MATERIAL FOR THE TASK:
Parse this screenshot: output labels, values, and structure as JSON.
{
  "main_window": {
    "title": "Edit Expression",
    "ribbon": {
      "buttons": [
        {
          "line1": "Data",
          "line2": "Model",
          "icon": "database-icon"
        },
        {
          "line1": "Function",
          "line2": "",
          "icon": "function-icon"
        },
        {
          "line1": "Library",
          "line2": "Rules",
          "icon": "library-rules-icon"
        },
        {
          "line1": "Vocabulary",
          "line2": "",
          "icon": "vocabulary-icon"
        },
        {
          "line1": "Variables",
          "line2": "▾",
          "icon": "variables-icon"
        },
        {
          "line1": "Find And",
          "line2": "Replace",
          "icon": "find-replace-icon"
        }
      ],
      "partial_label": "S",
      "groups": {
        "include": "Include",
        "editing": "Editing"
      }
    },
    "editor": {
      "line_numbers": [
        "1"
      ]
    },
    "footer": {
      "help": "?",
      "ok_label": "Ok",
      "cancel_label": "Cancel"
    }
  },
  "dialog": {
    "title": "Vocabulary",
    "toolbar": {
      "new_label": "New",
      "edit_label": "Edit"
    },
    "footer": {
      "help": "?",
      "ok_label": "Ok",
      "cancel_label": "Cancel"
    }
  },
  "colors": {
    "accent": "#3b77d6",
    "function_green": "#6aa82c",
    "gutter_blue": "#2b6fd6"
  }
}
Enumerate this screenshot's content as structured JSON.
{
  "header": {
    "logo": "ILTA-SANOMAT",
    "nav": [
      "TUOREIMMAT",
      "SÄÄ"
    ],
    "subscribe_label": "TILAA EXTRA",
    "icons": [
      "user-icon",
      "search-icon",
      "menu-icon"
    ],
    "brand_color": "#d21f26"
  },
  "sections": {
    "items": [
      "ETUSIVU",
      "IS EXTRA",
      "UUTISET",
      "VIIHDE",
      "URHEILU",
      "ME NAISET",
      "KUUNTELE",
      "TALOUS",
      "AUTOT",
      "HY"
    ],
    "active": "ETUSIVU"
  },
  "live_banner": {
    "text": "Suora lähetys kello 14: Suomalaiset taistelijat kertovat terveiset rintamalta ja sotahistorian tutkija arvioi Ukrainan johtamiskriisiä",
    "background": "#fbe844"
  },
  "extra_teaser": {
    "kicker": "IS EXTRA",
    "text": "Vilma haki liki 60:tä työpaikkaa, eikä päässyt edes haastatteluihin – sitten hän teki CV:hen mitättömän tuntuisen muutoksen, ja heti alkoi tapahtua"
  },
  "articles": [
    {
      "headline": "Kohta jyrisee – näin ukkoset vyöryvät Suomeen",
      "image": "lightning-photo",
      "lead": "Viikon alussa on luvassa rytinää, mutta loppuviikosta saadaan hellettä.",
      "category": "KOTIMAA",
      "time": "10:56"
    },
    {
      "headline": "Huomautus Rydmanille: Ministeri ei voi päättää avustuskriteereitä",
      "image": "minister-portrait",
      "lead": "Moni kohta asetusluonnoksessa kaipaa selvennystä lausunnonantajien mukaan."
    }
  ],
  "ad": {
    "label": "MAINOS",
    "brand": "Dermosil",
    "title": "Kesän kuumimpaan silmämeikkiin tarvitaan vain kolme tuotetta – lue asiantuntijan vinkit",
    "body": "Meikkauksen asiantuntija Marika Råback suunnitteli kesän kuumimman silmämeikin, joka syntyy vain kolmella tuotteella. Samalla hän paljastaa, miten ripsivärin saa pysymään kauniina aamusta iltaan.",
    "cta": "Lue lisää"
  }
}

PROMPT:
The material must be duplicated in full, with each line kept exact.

TASK RESULT:
Parse this screenshot: output labels, values, and structure as JSON.
{
  "main_window": {
    "title": "Edit Expression",
    "ribbon": {
      "buttons": [
        {
          "line1": "Data",
          "line2": "Model",
          "icon": "database-icon"
        },
        {
          "line1": "Function",
          "line2": "",
          "icon": "function-icon"
        },
        {
          "line1": "Library",
          "line2": "Rules",
          "icon": "library-rules-icon"
        },
        {
          "line1": "Vocabulary",
          "line2": "",
          "icon": "vocabulary-icon"
        },
        {
          "line1": "Variables",
          "line2": "▾",
          "icon": "variables-icon"
        },
        {
          "line1": "Find And",
          "line2": "Replace",
          "icon": "find-replace-icon"
        }
      ],
      "partial_label": "S",
      "groups": {
        "include": "Include",
        "editing": "Editing"
      }
    },
    "editor": {
      "line_numbers": [
        "1"
      ]
    },
    "footer": {
      "help": "?",
      "ok_label": "Ok",
      "cancel_label": "Cancel"
    }
  },
  "dialog": {
    "title": "Vocabulary",
    "toolbar": {
      "new_label": "New",
      "edit_label": "Edit"
    },
    "footer": {
      "help": "?",
      "ok_label": "Ok",
      "cancel_label": "Cancel"
    }
  },
  "colors": {
    "accent": "#3b77d6",
    "function_green": "#6aa82c",
    "gutter_blue": "#2b6fd6"
  }
}
Enumerate this screenshot's content as structured JSON.
{
  "header": {
    "logo": "ILTA-SANOMAT",
    "nav": [
      "TUOREIMMAT",
      "SÄÄ"
    ],
    "subscribe_label": "TILAA EXTRA",
    "icons": [
      "user-icon",
      "search-icon",
      "menu-icon"
    ],
    "brand_color": "#d21f26"
  },
  "sections": {
    "items": [
      "ETUSIVU",
      "IS EXTRA",
      "UUTISET",
      "VIIHDE",
      "URHEILU",
      "ME NAISET",
      "KUUNTELE",
      "TALOUS",
      "AUTOT",
      "HY"
    ],
    "active": "ETUSIVU"
  },
  "live_banner": {
    "text": "Suora lähetys kello 14: Suomalaiset taistelijat kertovat terveiset rintamalta ja sotahistorian tutkija arvioi Ukrainan johtamiskriisiä",
    "background": "#fbe844"
  },
  "extra_teaser": {
    "kicker": "IS EXTRA",
    "text": "Vilma haki liki 60:tä työpaikkaa, eikä päässyt edes haastatteluihin – sitten hän teki CV:hen mitättömän tuntuisen muutoksen, ja heti alkoi tapahtua"
  },
  "articles": [
    {
      "headline": "Kohta jyrisee – näin ukkoset vyöryvät Suomeen",
      "image": "lightning-photo",
      "lead": "Viikon alussa on luvassa rytinää, mutta loppuviikosta saadaan hellettä.",
      "category": "KOTIMAA",
      "time": "10:56"
    },
    {
      "headline": "Huomautus Rydmanille: Ministeri ei voi päättää avustuskriteereitä",
      "image": "minister-portrait",
      "lead": "Moni kohta asetusluonnoksessa kaipaa selvennystä lausunnonantajien mukaan."
    }
  ],
  "ad": {
    "label": "MAINOS",
    "brand": "Dermosil",
    "title": "Kesän kuumimpaan silmämeikkiin tarvitaan vain kolme tuotetta – lue asiantuntijan vinkit",
    "body": "Meikkauksen asiantuntija Marika Råback suunnitteli kesän kuumimman silmämeikin, joka syntyy vain kolmella tuotteella. Samalla hän paljastaa, miten ripsivärin saa pysymään kauniina aamusta iltaan.",
    "cta": "Lue lisää"
  }
}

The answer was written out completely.